His self-declared caliphate was in ruins when Abu Bakr al-Baghdadi summoned some of his top aides to a meeting in eastern Syria last year. The Islamic State’s capital in Iraq had already fallen, and its Syrian headquarters was under siege.
Yet the terrorist leader had something else on his mind: schoolchildren.
The gathering near the city of Deir al-Zour was called by Baghdadi personally to discuss rewriting the terrorist group’s educational curriculum, according to an Islamic State official who was arrested in a joint operation by Turkish and Iraqi officials earlier this year.

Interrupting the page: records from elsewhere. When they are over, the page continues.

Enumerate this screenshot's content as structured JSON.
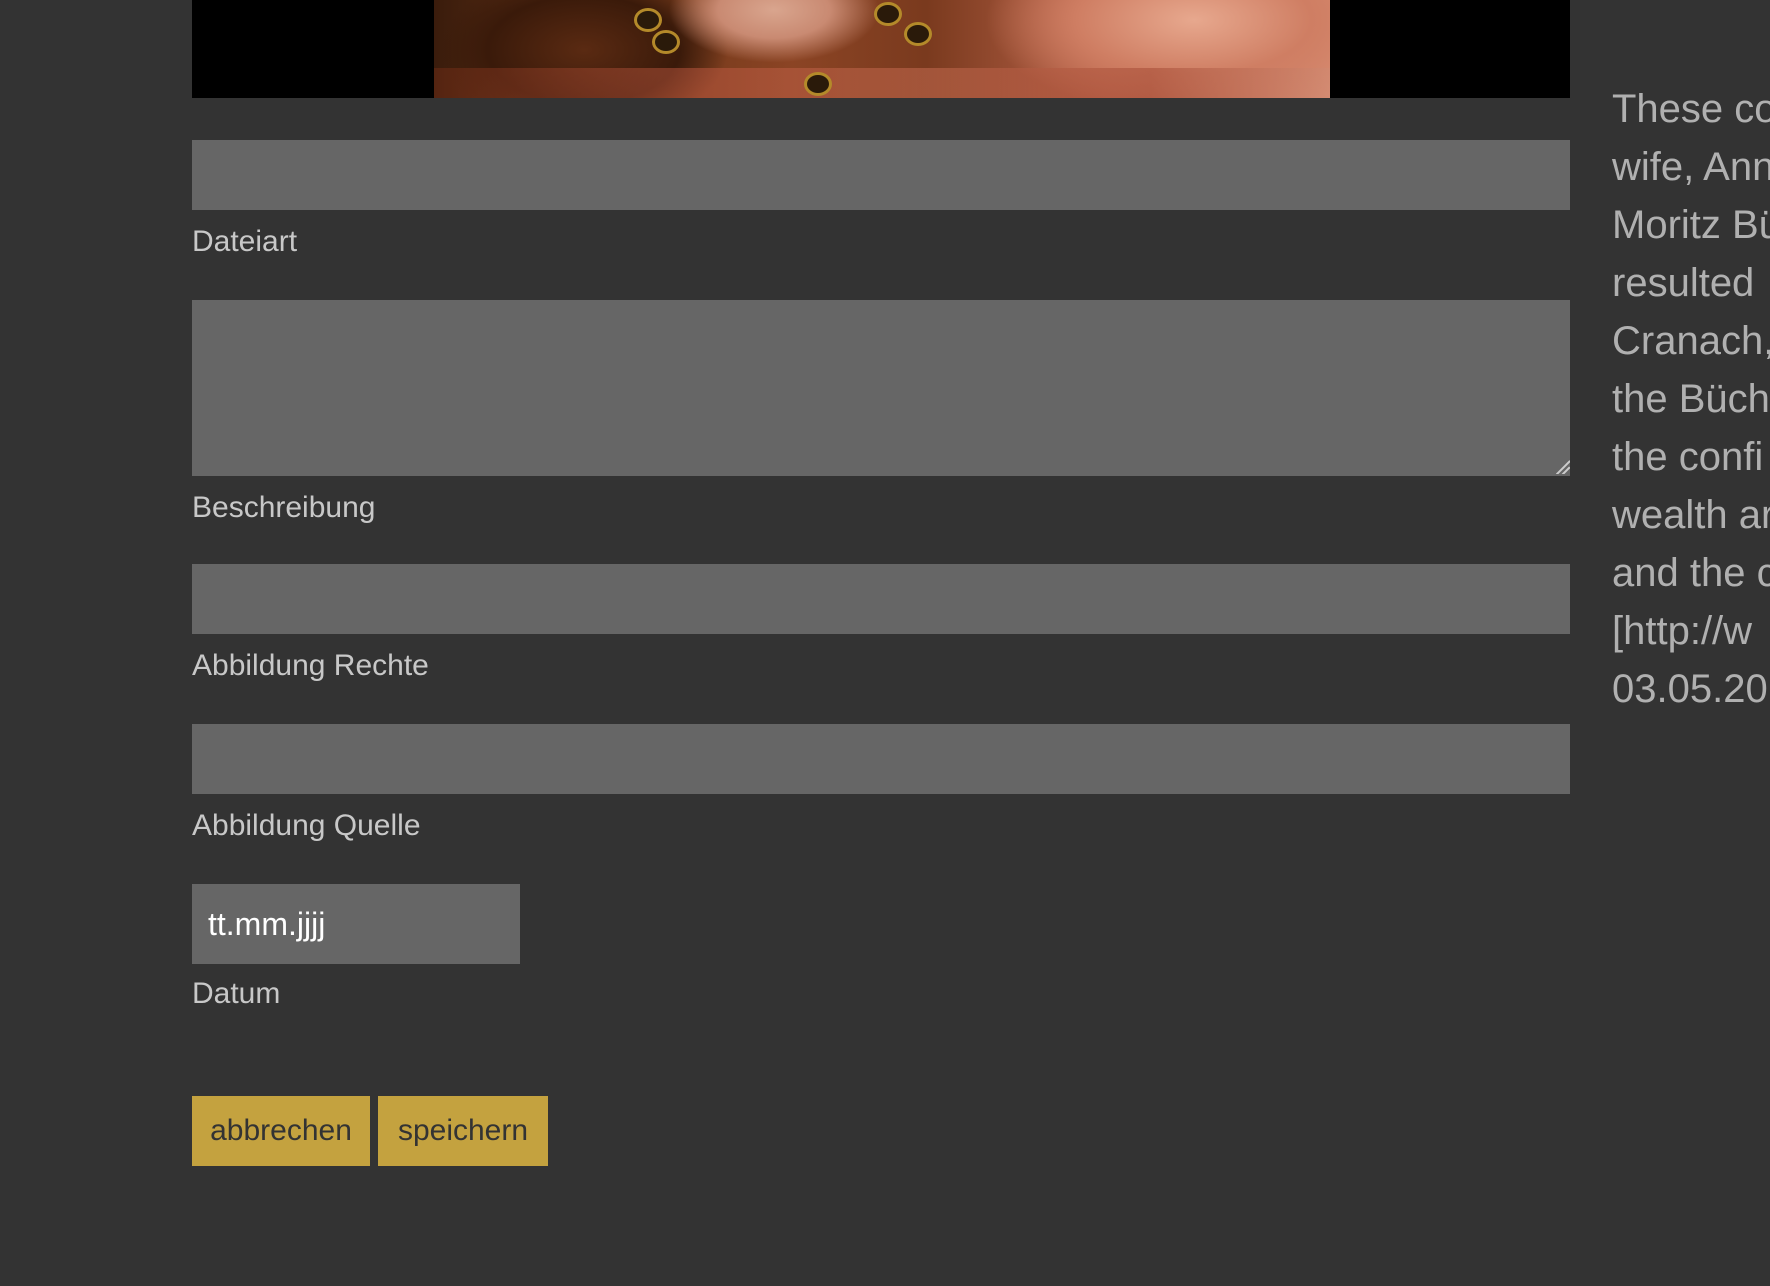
{
  "form": {
    "fields": {
      "dateiart": {
        "label": "Dateiart",
        "value": ""
      },
      "beschreibung": {
        "label": "Beschreibung",
        "value": ""
      },
      "abbildung_rechte": {
        "label": "Abbildung Rechte",
        "value": ""
      },
      "abbildung_quelle": {
        "label": "Abbildung Quelle",
        "value": ""
      },
      "datum": {
        "label": "Datum",
        "placeholder": "tt.mm.jjjj"
      }
    },
    "buttons": {
      "cancel": "abbrechen",
      "save": "speichern"
    }
  },
  "side_text": {
    "lines": [
      "These co",
      "wife, Ann",
      "Moritz Bü",
      "resulted",
      "Cranach,",
      "the Büch",
      "the confi",
      "wealth ar",
      "and the c",
      "[http://w",
      "03.05.20"
    ]
  },
  "colors": {
    "background": "#333333",
    "input_background": "#666666",
    "button_accent": "#c4a23f",
    "label_text": "#c8c8c8"
  }
}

Despite the group’s dire circumstances, Baghdadi wanted to examine a subject that had less to do with immediate survival than with preserving the organization’s ideological core.
“Several top leaders were present, as well as the curricula committee, which I headed,” the captured officer, known as Abu Zaid al-Iraqi, said in a videotaped statement aired on Iraqi television.